The other nice thing about this soup is that you can make it ahead, chill it to let the flavors meld together and then reheat the day of your dinner. In fact, it’s a great soup for any festive occasion when pears are in season.
This recipe makes enough for at least 6 people.
- 3 pounds Yukon potatoes, roughly chopped
- 1 quart chicken stock
- 1 large onion, diced
- 3 large cloves garlic, roughly chopped
- 2 large Bartlett pears, cored and diced
- ½ tsp thyme
- ½ tsp sage
- 2 tblsp butter
- 4 large chanterelle mushrooms, roughly chopped
- 2 tblsp butter
- ½ cup cream
- Salt and pepper to taste
- Bring the stock to a boil and add the potatoes. Cook until a knife easily inserts into them.
- While potatoes cook, sauté onions and garlic in butter. Season with salt and pepper and herbs. Add pears when onions are translucent and continue to cook over high heat until pears begin to disintegrate. Reduce to a simmer and allow to cook until potatoes are done.
- Add pear mixture to potatoes and then puree with a stick blender. Add cream and blend well. Taste and adjust for seasoning. Return to the stove over low heat for at least 20 minutes.
- Melt butter in a sauté pan and then add chopped chanterelles. Sauté until just beginning to brown. Keep an eye on them because they will burn quickly.
- When ready to serve, portion the soup into bowls and then sprinkle mushrooms on top.
Fall in the Bay area means an abundance of beets at the farmers markets. Recently, we found some softball-sized specimens at the Ferry Building that we roasted off for a salad. Afterwards, we had three large roasted beets left over and wanted to use them in a way that was different. We started with the idea of mashing and eventually came up with the idea to put them in a soufflé.
Soufflés have a reputation of being impossible to make but with a deliberate and careful approach, aren’t that hard. Ours produced a hot pink batter that baked off to a beautiful vermillion. The earthiness of the beets really paired beautifully with goat cheese and the parmesan topping produced a satisfying crunchy crust. To finish, we mixed some horseradish with crème fraiche to serve on top.
3 large roasted beets
3 tablespoons butter plus more as needed
3-4 tablespoons breadcrumbs
3 large beets
1 leek, ½” slices
3 cloves garlic, minced
4 oz plain goat cheese
3 oz grated parmesan
3 tablespoons flour
1.5 cups heavy cream
5 eggs, separated
Olive oil as needed
Salt and pepper as needed
½ cup crème fraiche
3 tablespoons horseradish
- Preheat oven to 375.
- Butter inside of 3-quart straight sided baking dish and then coat with breadcrumbs.
- Sautee leeks and garlic in olive oil until fragrant and beginning to brown.
- Pulse leeks, garlic and beets in food processor until a loose paste forms.
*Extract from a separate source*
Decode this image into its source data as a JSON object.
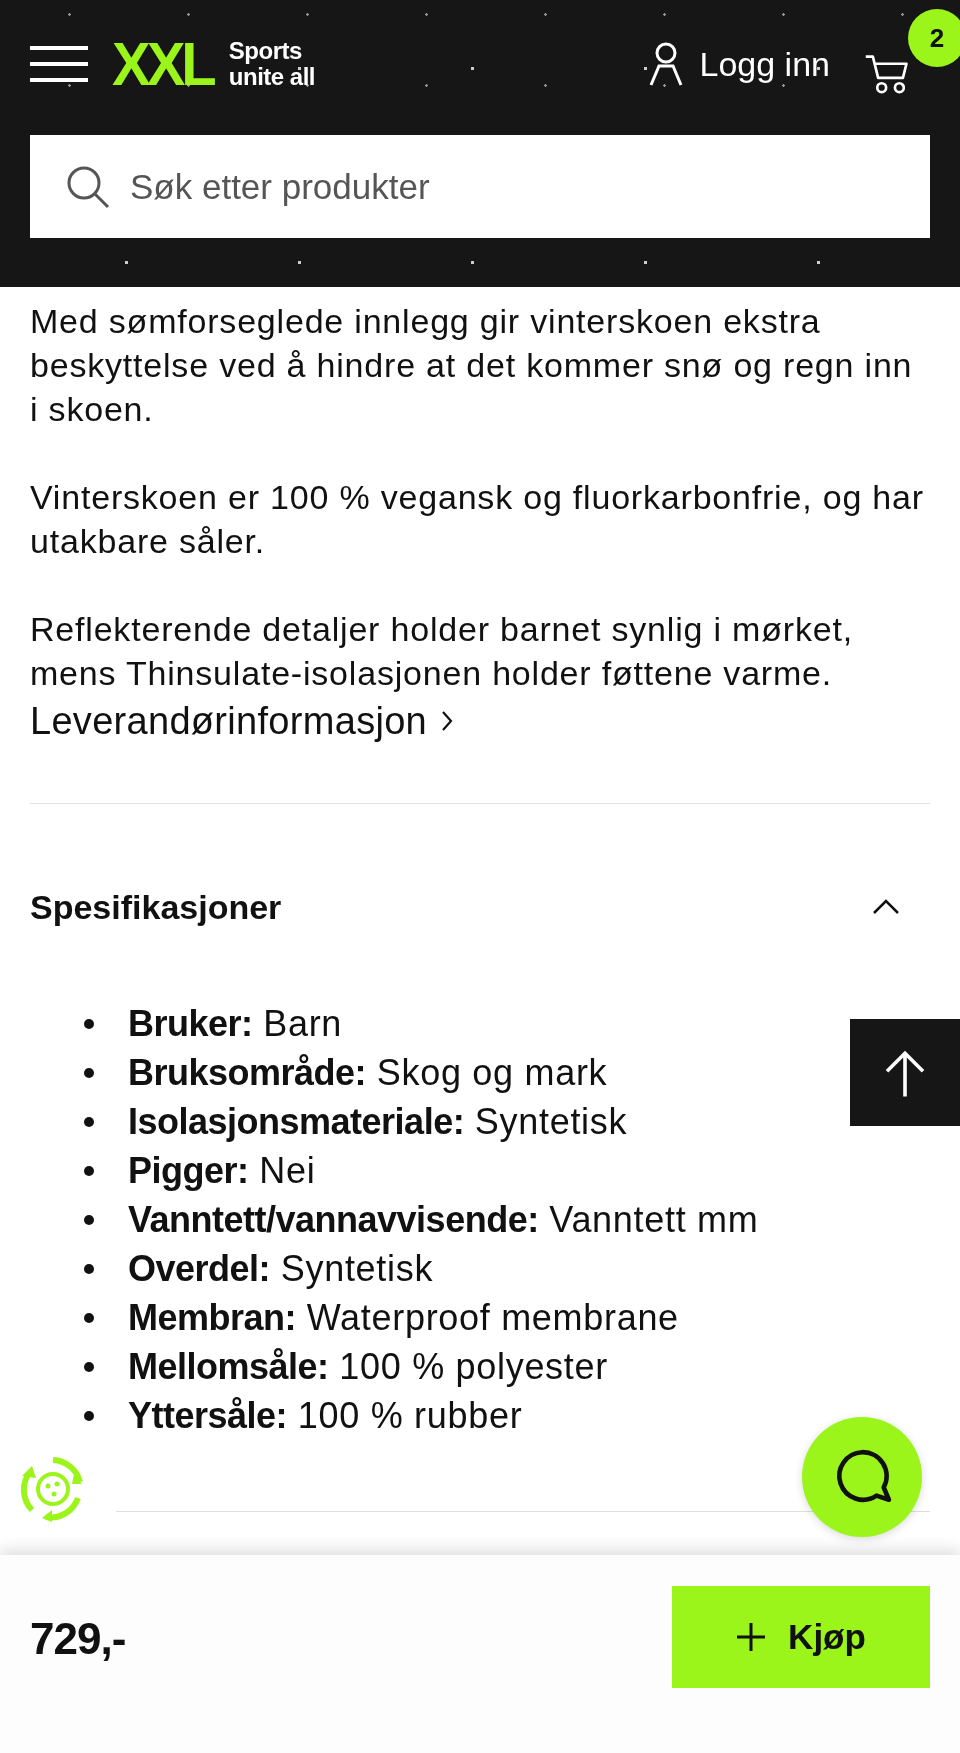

- In the same pan as you cooked the leeks, melt butter and then whisk in flour until a paste forms and turns a pale blonde color. Lower heat and add cream and whisk until it thickens. Whisk in goat cheese in pieces until fully incorporated.
- Remove from heat and then whisk in yolks, one at a time.
- Gently fold beet mixture and cream mixture together in a large bowl. Taste and adjust for seasoning.
- Beat egg whites to stiff peaks.
- Working in batches, gently fold egg whites into beet mixture. Try to get as uniform as possible.
- Pour mixture into baking dish while trying to not deflate the whipped mixture.
- Bake for 35-40 minutes until top is golden and body is firm.
- Meanwhile, mix creme fraiche and horseradish together with some salt and pepper. Let sit for 5-10 minutes before serving with sauce.